Besides whole translation, however, yet above affinity, there is the phenomenon of influence. Influences are, of course, the mechanism of commercial art, which employs art forms together in a relation which is complementary, but not binding. The phenomenon of influence characterizes both artists themselves who seek commercial success—bands, for example, who try to dress like they sound and sound like they dress—and it characterizes the art generated by commerce—the mutual adjustment, for example, of the design necessary to produce a product suitable for advertisement on TV, and the music and direction necessary to produce a TV commercial suitable to the product. This differs from combination because it is unstable. The music and the fashion, the direction and the design, are always pulling one another in a way that ensured both a perpetual movement like a mathematical pattern's towards an unattainable attractor, and sudden phase-shifts when the old elements, having become too well adjusted, make room for a new element that reboots the process—shifts that approximate the succession of new generations to commercial relevance.

(We are used to thinking, in an afterthought Marxist way, that because the faddishness of commercial art serves commerce, it must therefore a consequence of commerce.

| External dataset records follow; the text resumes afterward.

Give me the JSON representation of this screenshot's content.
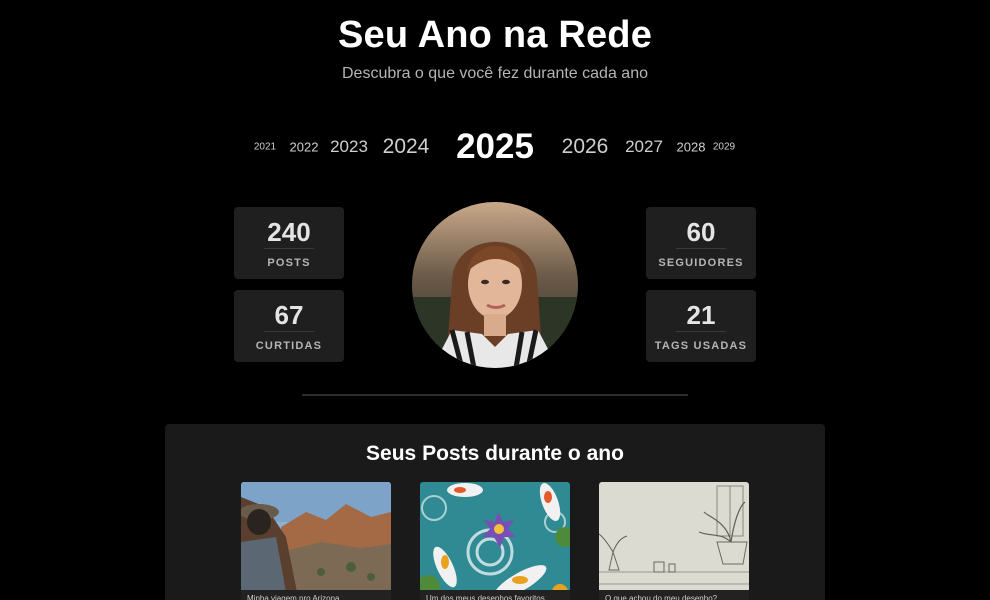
{
  "header": {
    "title": "Seu Ano na Rede",
    "subtitle": "Descubra o que você fez durante cada ano"
  },
  "years": [
    "2021",
    "2022",
    "2023",
    "2024",
    "2025",
    "2026",
    "2027",
    "2028",
    "2029"
  ],
  "selected_year": "2025",
  "stats": {
    "posts": {
      "value": "240",
      "label": "POSTS"
    },
    "curtidas": {
      "value": "67",
      "label": "CURTIDAS"
    },
    "seguidores": {
      "value": "60",
      "label": "SEGUIDORES"
    },
    "tags": {
      "value": "21",
      "label": "TAGS USADAS"
    }
  },
  "posts_section": {
    "title": "Seus Posts durante o ano",
    "posts": [
      {
        "caption": "Minha viagem pro Arizona"
      },
      {
        "caption": "Um dos meus desenhos favoritos"
      },
      {
        "caption": "O que achou do meu desenho?"
      }
    ]
  }
}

But we should be past the idea that commerce can create phenomena of human behavior. It can only exploit them. The fad, the fashion, novelty and mode are a permanent possibility of art, though not one always acted out; part of the definition not always realized, like the introns of genetics that code in birds for the scales and teeth of dinosaurs and show up sometimes as deformities.)

But taxonomy is not demonstration. To list the ways in which arts can be compared—criticism, combination, translation, influence—is not to prove that all arts are comparable. But I see no way to define art as such, as distinct from creativity generally, except that art is what can be compared to an art, being the more like an art the more easily and confidently it can be compared. This compasses everything now called, or ever called, art, as well as all extant theories of art—they being reducible to acts of comparison.

Of course, that a definition is comprehensive does not make it true. It may even be a fault, if the definition has no limits. This definition, however, does have some limits. It does not pretend that arts can be recognized by themselves; the act of comparison is necessary. In this it evades the supernatural insight into intentions supposed by the idea that anything is art that is meant to be art. It does not declare that everything is art, nor even that everything now considered art always has been art; it is the act of comparison, not the possibility, that makes an art an art. It also, uniquely, provides for the historical development of arts out of one another, without tabulating which art is ancestral to which: it provides for the fact of a tree, without dictating its shape.

That is not a deductive proof; but I will settle here for induction. Induction better suits an essay.